The days before the exams would have been busier, but for about half a week it barely stopped raining, meaning the roads to the schools I wanted to visit would be impassable. This also kept the electricity off for long periods, meaning I couldn't even do much office work. To stop myself going mad at the lack of action, Saran and I went along to Devwani School which is in Tansen. I couldn't do too much teaching with the children who were all revising or sitting mock exams. However, we saw that the new library was being put to great use. Over 600 books had already been checked out, with children from class 1 through to class 10 all using the library regularly. Our student librarians were keeping the library open during lunchtimes and have done a great job of keeping it looking tidy and organised for library users.  It was a pleasure to present them all with some very well earned certificates.

We did manage to get to Gyanodaya School in Okhaldhunga before the exams started.
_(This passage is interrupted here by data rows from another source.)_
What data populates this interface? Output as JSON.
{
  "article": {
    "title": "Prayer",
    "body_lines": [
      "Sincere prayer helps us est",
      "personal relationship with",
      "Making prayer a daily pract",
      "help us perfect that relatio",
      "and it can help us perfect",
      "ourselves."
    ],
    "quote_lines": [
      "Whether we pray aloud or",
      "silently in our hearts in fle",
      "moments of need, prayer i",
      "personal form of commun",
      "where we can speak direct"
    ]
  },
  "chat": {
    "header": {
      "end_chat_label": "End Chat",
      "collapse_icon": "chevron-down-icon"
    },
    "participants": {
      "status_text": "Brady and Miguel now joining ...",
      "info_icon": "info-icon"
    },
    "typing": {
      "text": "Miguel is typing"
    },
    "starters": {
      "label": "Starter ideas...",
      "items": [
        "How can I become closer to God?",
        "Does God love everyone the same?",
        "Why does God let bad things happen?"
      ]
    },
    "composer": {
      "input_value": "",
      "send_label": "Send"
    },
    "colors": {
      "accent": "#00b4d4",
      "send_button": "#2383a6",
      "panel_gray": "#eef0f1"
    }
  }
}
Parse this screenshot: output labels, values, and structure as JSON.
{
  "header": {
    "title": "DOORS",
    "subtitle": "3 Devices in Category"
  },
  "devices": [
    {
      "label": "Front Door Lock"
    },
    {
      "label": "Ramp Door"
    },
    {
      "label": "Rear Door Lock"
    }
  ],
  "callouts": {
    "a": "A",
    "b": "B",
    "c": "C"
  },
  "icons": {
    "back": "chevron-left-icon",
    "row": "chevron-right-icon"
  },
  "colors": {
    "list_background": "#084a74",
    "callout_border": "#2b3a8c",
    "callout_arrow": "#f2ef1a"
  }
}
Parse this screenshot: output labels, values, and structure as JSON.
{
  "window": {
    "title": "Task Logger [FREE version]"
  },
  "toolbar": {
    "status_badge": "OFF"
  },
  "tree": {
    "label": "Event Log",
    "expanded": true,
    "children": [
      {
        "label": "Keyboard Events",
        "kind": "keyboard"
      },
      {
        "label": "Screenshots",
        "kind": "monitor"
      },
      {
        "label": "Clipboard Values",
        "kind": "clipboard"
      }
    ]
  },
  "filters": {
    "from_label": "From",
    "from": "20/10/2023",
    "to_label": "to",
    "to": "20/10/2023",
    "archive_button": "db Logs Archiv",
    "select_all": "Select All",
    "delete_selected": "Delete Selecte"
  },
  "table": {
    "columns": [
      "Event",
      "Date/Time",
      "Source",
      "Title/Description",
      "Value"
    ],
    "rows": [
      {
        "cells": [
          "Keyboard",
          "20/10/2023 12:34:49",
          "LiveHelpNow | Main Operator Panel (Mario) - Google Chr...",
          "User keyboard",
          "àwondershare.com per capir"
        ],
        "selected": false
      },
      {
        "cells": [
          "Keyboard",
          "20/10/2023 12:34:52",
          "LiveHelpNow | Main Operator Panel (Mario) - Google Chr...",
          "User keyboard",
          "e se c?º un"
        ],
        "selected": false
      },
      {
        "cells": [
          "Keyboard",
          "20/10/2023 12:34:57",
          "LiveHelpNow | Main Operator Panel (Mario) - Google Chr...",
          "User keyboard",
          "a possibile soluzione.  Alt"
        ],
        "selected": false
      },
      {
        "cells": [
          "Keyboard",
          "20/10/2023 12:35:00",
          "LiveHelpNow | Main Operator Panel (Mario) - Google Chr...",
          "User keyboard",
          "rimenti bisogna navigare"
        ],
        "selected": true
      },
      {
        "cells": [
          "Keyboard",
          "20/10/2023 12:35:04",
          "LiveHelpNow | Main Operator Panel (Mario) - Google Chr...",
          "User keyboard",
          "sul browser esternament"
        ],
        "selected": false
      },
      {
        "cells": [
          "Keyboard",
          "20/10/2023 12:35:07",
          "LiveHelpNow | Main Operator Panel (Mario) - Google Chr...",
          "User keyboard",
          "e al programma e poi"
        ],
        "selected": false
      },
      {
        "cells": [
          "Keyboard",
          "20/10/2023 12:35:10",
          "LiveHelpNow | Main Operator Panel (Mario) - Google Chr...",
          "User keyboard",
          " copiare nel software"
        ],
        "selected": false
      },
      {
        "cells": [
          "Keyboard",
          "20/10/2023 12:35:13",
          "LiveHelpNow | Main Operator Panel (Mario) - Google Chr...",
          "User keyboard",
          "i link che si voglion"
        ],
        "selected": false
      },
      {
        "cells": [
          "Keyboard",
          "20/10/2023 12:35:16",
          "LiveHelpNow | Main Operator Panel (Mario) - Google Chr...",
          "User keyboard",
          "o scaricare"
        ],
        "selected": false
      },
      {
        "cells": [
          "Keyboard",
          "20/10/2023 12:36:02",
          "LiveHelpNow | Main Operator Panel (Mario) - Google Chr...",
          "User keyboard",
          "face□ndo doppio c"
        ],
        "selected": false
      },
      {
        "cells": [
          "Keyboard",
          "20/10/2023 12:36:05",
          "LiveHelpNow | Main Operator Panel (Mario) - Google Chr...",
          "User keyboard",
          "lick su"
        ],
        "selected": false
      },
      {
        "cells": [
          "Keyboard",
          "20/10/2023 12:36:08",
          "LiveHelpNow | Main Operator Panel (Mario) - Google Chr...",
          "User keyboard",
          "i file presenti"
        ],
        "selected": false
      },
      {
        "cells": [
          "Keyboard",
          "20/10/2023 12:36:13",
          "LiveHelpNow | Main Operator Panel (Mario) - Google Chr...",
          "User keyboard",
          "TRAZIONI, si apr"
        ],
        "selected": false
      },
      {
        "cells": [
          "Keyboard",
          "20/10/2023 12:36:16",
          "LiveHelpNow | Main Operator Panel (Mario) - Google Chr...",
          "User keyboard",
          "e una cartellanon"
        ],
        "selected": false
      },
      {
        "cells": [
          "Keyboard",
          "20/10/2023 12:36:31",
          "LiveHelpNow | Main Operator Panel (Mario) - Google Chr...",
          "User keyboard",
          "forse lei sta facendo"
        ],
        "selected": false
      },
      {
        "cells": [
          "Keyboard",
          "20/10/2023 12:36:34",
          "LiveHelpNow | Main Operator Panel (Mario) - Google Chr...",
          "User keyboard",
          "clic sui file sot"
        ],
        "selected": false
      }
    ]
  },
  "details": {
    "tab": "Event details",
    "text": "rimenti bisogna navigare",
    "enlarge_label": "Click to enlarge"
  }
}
I mentioned in a previous blog that during our last visit to the school we met a couple of orphans who were poor dressed and coming to school without exercise books or pencils. This time we were able to give them school uniforms, shoes, clothes and stationary to help them come to school without any worries. 


Since then we've been working on our plans to open a Learning Resource Centre here in Tansen. I've been to see several potential buildings, and imagining the spaces full of books, computers and children learning is really exciting. 

Later this afternoon we'll be welcoming Terri Broughton back to Tansen, with her husband Tony and friends Jenny and Dave. Terri is a retired headteacher from King's Lynn Academy, the twin school of Amrit here in Palpa. Over the next 10 days we'll visit Amrit and plenty of other schools, and I'm sure there'll be much more detail about what we get up to in my next post.